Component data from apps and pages
*** Block opens ***

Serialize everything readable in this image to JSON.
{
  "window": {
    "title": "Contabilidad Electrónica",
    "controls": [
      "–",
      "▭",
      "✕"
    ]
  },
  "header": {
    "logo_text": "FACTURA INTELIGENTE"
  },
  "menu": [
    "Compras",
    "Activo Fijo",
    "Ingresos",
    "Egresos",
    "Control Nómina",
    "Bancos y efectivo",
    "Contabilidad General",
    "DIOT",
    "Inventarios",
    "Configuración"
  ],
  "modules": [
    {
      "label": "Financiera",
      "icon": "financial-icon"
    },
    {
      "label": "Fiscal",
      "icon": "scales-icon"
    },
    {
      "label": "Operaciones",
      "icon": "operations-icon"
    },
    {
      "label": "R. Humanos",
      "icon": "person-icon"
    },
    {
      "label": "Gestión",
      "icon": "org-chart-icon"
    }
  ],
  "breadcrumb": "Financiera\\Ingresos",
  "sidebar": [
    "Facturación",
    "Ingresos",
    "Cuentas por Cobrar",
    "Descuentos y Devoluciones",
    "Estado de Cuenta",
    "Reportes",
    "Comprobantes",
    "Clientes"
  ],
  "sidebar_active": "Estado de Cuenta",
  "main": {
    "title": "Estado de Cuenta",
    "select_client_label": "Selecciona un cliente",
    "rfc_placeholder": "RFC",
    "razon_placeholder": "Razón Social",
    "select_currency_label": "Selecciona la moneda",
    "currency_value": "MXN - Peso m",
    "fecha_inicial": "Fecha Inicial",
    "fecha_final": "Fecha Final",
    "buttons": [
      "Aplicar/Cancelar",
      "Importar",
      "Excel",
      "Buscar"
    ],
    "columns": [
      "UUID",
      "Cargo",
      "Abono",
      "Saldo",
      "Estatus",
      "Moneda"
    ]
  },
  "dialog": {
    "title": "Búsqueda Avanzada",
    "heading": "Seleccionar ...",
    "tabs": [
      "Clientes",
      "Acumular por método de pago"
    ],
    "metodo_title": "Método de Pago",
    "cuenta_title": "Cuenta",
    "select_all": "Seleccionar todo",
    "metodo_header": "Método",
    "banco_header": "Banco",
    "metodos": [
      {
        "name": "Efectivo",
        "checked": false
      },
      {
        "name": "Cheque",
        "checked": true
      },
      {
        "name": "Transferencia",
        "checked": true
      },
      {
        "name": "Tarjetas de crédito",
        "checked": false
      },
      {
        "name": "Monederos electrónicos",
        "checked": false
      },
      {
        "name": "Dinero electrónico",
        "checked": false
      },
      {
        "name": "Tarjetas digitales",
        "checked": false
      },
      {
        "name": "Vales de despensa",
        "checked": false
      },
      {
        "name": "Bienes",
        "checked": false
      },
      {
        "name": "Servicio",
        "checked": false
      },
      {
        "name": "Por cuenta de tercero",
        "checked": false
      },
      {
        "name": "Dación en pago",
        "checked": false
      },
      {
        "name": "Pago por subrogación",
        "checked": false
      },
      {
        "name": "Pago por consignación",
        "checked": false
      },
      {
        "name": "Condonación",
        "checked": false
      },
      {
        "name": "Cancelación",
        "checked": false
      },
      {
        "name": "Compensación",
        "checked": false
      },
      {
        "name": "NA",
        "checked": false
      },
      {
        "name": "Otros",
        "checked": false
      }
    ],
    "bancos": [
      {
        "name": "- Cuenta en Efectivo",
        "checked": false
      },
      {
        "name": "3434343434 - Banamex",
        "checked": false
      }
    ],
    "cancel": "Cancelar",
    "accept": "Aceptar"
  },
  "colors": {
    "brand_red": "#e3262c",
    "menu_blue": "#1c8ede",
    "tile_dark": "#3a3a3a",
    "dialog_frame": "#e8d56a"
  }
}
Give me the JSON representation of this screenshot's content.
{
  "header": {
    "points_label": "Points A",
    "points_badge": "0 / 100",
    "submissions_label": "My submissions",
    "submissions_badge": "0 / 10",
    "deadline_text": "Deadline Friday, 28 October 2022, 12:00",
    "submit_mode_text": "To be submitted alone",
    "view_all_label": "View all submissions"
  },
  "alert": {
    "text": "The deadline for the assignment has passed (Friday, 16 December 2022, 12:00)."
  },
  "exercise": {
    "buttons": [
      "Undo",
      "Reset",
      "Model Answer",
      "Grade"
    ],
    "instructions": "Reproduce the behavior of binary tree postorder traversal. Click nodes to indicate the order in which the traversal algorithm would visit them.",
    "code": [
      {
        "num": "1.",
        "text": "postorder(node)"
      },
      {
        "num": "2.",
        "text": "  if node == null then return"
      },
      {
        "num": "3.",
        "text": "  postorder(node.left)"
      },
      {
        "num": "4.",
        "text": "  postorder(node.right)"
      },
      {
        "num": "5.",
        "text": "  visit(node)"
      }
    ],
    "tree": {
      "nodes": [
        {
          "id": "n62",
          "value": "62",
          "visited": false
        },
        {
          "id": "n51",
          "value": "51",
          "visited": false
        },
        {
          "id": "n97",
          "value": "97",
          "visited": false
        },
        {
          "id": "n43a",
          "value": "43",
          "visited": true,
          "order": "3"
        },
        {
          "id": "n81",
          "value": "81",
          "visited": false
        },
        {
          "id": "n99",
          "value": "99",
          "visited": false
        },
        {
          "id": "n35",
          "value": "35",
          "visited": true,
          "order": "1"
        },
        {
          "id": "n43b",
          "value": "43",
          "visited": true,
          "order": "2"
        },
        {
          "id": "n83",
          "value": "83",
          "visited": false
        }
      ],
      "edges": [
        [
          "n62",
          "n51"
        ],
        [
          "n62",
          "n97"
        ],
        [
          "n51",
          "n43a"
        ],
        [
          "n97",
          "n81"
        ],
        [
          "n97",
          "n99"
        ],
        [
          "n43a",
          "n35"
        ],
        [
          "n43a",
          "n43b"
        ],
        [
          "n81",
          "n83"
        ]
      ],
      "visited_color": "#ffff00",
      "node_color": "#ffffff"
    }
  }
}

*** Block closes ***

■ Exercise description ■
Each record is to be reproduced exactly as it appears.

■ Completed task ■
Serialize everything readable in this image to JSON.
{
  "window": {
    "title": "Contabilidad Electrónica",
    "controls": [
      "–",
      "▭",
      "✕"
    ]
  },
  "header": {
    "logo_text": "FACTURA INTELIGENTE"
  },
  "menu": [
    "Compras",
    "Activo Fijo",
    "Ingresos",
    "Egresos",
    "Control Nómina",
    "Bancos y efectivo",
    "Contabilidad General",
    "DIOT",
    "Inventarios",
    "Configuración"
  ],
  "modules": [
    {
      "label": "Financiera",
      "icon": "financial-icon"
    },
    {
      "label": "Fiscal",
      "icon": "scales-icon"
    },
    {
      "label": "Operaciones",
      "icon": "operations-icon"
    },
    {
      "label": "R. Humanos",
      "icon": "person-icon"
    },
    {
      "label": "Gestión",
      "icon": "org-chart-icon"
    }
  ],
  "breadcrumb": "Financiera\\Ingresos",
  "sidebar": [
    "Facturación",
    "Ingresos",
    "Cuentas por Cobrar",
    "Descuentos y Devoluciones",
    "Estado de Cuenta",
    "Reportes",
    "Comprobantes",
    "Clientes"
  ],
  "sidebar_active": "Estado de Cuenta",
  "main": {
    "title": "Estado de Cuenta",
    "select_client_label": "Selecciona un cliente",
    "rfc_placeholder": "RFC",
    "razon_placeholder": "Razón Social",
    "select_currency_label": "Selecciona la moneda",
    "currency_value": "MXN - Peso m",
    "fecha_inicial": "Fecha Inicial",
    "fecha_final": "Fecha Final",
    "buttons": [
      "Aplicar/Cancelar",
      "Importar",
      "Excel",
      "Buscar"
    ],
    "columns": [
      "UUID",
      "Cargo",
      "Abono",
      "Saldo",
      "Estatus",
      "Moneda"
    ]
  },
  "dialog": {
    "title": "Búsqueda Avanzada",
    "heading": "Seleccionar ...",
    "tabs": [
      "Clientes",
      "Acumular por método de pago"
    ],
    "metodo_title": "Método de Pago",
    "cuenta_title": "Cuenta",
    "select_all": "Seleccionar todo",
    "metodo_header": "Método",
    "banco_header": "Banco",
    "metodos": [
      {
        "name": "Efectivo",
        "checked": false
      },
      {
        "name": "Cheque",
        "checked": true
      },
      {
        "name": "Transferencia",
        "checked": true
      },
      {
        "name": "Tarjetas de crédito",
        "checked": false
      },
      {
        "name": "Monederos electrónicos",
        "checked": false
      },
      {
        "name": "Dinero electrónico",
        "checked": false
      },
      {
        "name": "Tarjetas digitales",
        "checked": false
      },
      {
        "name": "Vales de despensa",
        "checked": false
      },
      {
        "name": "Bienes",
        "checked": false
      },
      {
        "name": "Servicio",
        "checked": false
      },
      {
        "name": "Por cuenta de tercero",
        "checked": false
      },
      {
        "name": "Dación en pago",
        "checked": false
      },
      {
        "name": "Pago por subrogación",
        "checked": false
      },
      {
        "name": "Pago por consignación",
        "checked": false
      },
      {
        "name": "Condonación",
        "checked": false
      },
      {
        "name": "Cancelación",
        "checked": false
      },
      {
        "name": "Compensación",
        "checked": false
      },
      {
        "name": "NA",
        "checked": false
      },
      {
        "name": "Otros",
        "checked": false
      }
    ],
    "bancos": [
      {
        "name": "- Cuenta en Efectivo",
        "checked": false
      },
      {
        "name": "3434343434 - Banamex",
        "checked": false
      }
    ],
    "cancel": "Cancelar",
    "accept": "Aceptar"
  },
  "colors": {
    "brand_red": "#e3262c",
    "menu_blue": "#1c8ede",
    "tile_dark": "#3a3a3a",
    "dialog_frame": "#e8d56a"
  }
}
Give me the JSON representation of this screenshot's content.
{
  "header": {
    "points_label": "Points A",
    "points_badge": "0 / 100",
    "submissions_label": "My submissions",
    "submissions_badge": "0 / 10",
    "deadline_text": "Deadline Friday, 28 October 2022, 12:00",
    "submit_mode_text": "To be submitted alone",
    "view_all_label": "View all submissions"
  },
  "alert": {
    "text": "The deadline for the assignment has passed (Friday, 16 December 2022, 12:00)."
  },
  "exercise": {
    "buttons": [
      "Undo",
      "Reset",
      "Model Answer",
      "Grade"
    ],
    "instructions": "Reproduce the behavior of binary tree postorder traversal. Click nodes to indicate the order in which the traversal algorithm would visit them.",
    "code": [
      {
        "num": "1.",
        "text": "postorder(node)"
      },
      {
        "num": "2.",
        "text": "  if node == null then return"
      },
      {
        "num": "3.",
        "text": "  postorder(node.left)"
      },
      {
        "num": "4.",
        "text": "  postorder(node.right)"
      },
      {
        "num": "5.",
        "text": "  visit(node)"
      }
    ],
    "tree": {
      "nodes": [
        {
          "id": "n62",
          "value": "62",
          "visited": false
        },
        {
          "id": "n51",
          "value": "51",
          "visited": false
        },
        {
          "id": "n97",
          "value": "97",
          "visited": false
        },
        {
          "id": "n43a",
          "value": "43",
          "visited": true,
          "order": "3"
        },
        {
          "id": "n81",
          "value": "81",
          "visited": false
        },
        {
          "id": "n99",
          "value": "99",
          "visited": false
        },
        {
          "id": "n35",
          "value": "35",
          "visited": true,
          "order": "1"
        },
        {
          "id": "n43b",
          "value": "43",
          "visited": true,
          "order": "2"
        },
        {
          "id": "n83",
          "value": "83",
          "visited": false
        }
      ],
      "edges": [
        [
          "n62",
          "n51"
        ],
        [
          "n62",
          "n97"
        ],
        [
          "n51",
          "n43a"
        ],
        [
          "n97",
          "n81"
        ],
        [
          "n97",
          "n99"
        ],
        [
          "n43a",
          "n35"
        ],
        [
          "n43a",
          "n43b"
        ],
        [
          "n81",
          "n83"
        ]
      ],
      "visited_color": "#ffff00",
      "node_color": "#ffffff"
    }
  }
}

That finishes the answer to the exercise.